=== DATA PROVIDED ===
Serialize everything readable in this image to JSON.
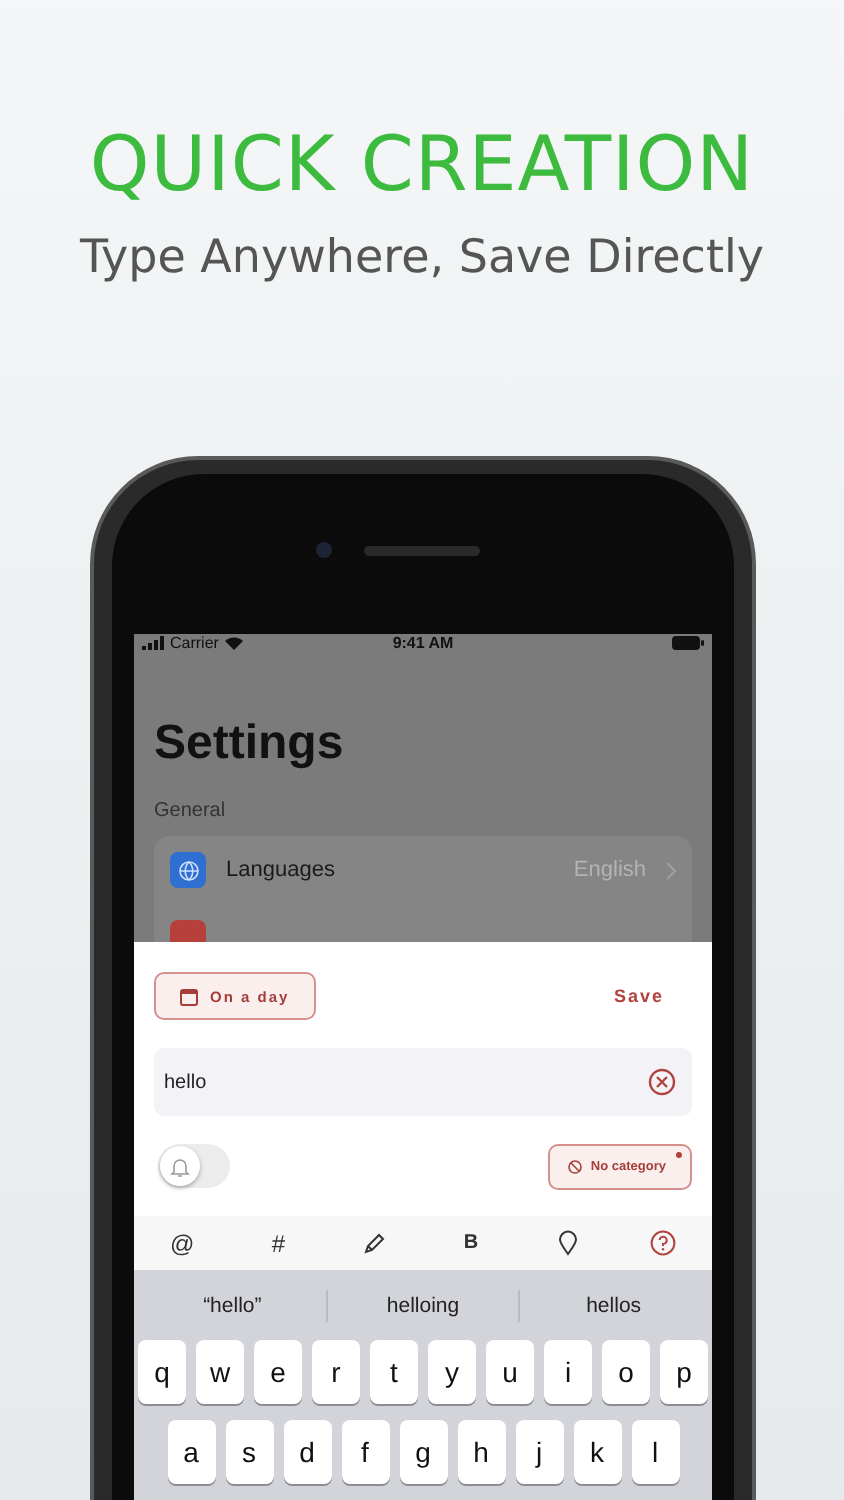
{
  "headline": "QUICK CREATION",
  "subheadline": "Type Anywhere, Save Directly",
  "status_bar": {
    "carrier": "Carrier",
    "time": "9:41 AM"
  },
  "settings": {
    "title": "Settings",
    "section": "General",
    "rows": [
      {
        "label": "Languages",
        "value": "English",
        "color": "#2f6fd1"
      },
      {
        "color": "#b8403a"
      }
    ]
  },
  "sheet": {
    "date_button": "On a day",
    "save": "Save",
    "input": {
      "value": "hello"
    },
    "reminder": {
      "on": false
    },
    "category": {
      "label": "No category"
    }
  },
  "toolbar": [
    {
      "kind": "text",
      "label": "@"
    },
    {
      "kind": "text",
      "label": "#"
    },
    {
      "kind": "pencil"
    },
    {
      "kind": "bold",
      "label": "B"
    },
    {
      "kind": "pin"
    },
    {
      "kind": "help"
    }
  ],
  "suggestions": [
    "“hello”",
    "helloing",
    "hellos"
  ],
  "keyboard": [
    [
      "q",
      "w",
      "e",
      "r",
      "t",
      "y",
      "u",
      "i",
      "o",
      "p"
    ],
    [
      "a",
      "s",
      "d",
      "f",
      "g",
      "h",
      "j",
      "k",
      "l"
    ]
  ]
}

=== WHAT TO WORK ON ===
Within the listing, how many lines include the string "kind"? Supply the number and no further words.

=== REPLY TO THE TASK ===
6